Element data from apps and pages:
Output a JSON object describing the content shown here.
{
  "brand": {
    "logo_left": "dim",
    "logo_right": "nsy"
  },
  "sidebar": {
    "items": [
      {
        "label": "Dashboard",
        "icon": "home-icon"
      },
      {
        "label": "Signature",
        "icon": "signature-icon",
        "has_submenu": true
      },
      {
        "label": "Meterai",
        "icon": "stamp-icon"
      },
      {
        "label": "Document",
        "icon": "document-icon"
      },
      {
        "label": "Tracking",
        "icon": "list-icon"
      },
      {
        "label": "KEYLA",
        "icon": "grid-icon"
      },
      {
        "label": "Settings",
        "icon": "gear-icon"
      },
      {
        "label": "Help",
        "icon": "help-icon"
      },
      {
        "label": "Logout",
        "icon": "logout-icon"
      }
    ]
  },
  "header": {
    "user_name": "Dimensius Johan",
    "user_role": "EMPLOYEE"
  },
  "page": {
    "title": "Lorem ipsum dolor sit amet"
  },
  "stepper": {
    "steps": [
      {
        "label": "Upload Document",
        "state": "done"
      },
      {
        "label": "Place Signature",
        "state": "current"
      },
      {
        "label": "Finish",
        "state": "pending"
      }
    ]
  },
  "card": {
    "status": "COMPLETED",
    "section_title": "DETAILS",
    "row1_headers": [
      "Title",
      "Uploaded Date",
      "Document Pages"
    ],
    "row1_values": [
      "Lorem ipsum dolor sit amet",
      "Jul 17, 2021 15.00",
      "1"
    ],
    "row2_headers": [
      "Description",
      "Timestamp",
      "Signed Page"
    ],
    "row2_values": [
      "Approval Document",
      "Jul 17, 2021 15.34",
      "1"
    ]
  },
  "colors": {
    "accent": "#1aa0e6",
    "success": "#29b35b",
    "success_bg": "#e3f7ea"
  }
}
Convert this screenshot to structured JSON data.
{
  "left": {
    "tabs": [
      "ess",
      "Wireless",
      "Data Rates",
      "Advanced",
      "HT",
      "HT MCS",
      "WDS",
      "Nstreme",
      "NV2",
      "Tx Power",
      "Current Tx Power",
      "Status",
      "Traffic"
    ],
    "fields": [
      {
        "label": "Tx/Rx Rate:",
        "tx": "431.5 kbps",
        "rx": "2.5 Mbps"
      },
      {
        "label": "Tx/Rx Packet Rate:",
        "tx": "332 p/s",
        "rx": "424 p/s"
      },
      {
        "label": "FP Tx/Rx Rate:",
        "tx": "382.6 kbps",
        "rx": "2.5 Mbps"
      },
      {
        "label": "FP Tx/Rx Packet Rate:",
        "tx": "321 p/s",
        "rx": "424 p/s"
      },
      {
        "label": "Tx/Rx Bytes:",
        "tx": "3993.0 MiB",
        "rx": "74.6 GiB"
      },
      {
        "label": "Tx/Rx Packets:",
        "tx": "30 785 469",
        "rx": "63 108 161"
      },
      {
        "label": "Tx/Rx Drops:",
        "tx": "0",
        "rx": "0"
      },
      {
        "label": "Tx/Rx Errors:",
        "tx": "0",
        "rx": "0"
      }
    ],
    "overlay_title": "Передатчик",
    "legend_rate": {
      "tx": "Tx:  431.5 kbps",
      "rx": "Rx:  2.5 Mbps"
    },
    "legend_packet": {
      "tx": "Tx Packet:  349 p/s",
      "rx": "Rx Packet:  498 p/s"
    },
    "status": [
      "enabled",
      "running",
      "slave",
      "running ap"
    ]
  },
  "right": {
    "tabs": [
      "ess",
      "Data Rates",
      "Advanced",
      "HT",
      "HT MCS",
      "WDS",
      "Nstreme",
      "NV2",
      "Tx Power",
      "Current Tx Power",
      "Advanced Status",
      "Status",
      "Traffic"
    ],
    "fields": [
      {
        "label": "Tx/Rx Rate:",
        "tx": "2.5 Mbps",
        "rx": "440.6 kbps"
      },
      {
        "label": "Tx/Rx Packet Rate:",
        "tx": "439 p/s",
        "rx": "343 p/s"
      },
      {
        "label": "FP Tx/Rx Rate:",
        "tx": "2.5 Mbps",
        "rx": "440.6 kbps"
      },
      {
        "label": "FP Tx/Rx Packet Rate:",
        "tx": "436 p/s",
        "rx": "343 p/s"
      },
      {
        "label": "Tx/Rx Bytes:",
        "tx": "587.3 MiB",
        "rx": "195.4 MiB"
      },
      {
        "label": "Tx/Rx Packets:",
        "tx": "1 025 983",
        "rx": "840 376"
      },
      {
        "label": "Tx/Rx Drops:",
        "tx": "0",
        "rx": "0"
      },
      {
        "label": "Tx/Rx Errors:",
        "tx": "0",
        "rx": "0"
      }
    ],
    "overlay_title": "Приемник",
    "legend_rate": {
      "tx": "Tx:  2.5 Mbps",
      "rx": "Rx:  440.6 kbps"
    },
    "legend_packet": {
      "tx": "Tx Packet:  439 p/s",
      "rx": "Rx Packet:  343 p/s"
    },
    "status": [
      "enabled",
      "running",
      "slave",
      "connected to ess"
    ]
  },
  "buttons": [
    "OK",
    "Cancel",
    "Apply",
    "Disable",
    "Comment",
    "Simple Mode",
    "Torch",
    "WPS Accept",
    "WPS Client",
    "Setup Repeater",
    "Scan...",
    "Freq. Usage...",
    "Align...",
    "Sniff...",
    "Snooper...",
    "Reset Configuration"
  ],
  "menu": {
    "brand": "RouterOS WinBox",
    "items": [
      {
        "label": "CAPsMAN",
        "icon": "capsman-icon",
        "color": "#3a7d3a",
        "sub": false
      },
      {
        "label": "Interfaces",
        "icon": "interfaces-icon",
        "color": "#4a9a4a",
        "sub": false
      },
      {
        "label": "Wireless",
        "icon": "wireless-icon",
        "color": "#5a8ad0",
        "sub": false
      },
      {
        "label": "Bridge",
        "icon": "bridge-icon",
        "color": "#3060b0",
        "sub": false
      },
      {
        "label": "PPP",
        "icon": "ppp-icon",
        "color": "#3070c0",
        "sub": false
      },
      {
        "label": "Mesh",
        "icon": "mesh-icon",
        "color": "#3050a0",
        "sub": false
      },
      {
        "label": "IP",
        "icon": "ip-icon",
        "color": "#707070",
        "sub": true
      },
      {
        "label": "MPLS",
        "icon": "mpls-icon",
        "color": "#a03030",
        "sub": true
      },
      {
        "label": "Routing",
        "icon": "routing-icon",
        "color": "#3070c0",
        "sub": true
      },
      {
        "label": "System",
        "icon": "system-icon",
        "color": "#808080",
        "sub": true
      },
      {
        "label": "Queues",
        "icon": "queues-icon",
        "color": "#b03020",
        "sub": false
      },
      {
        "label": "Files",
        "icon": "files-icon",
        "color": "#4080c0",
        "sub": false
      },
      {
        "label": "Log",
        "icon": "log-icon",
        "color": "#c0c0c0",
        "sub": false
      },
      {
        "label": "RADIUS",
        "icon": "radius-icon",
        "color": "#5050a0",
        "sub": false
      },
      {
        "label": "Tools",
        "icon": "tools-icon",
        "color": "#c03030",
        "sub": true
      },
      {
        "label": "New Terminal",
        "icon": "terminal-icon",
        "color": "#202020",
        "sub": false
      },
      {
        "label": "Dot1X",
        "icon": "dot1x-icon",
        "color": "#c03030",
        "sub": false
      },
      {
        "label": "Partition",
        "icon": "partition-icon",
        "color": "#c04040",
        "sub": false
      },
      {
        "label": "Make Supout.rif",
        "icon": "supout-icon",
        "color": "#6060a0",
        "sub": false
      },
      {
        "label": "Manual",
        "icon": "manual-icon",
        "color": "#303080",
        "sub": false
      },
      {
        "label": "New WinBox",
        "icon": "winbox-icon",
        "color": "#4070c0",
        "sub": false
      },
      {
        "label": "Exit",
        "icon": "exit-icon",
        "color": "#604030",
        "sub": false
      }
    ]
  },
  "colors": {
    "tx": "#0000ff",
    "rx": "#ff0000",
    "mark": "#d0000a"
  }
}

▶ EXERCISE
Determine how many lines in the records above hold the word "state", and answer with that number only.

▶ FINISHED TASK
3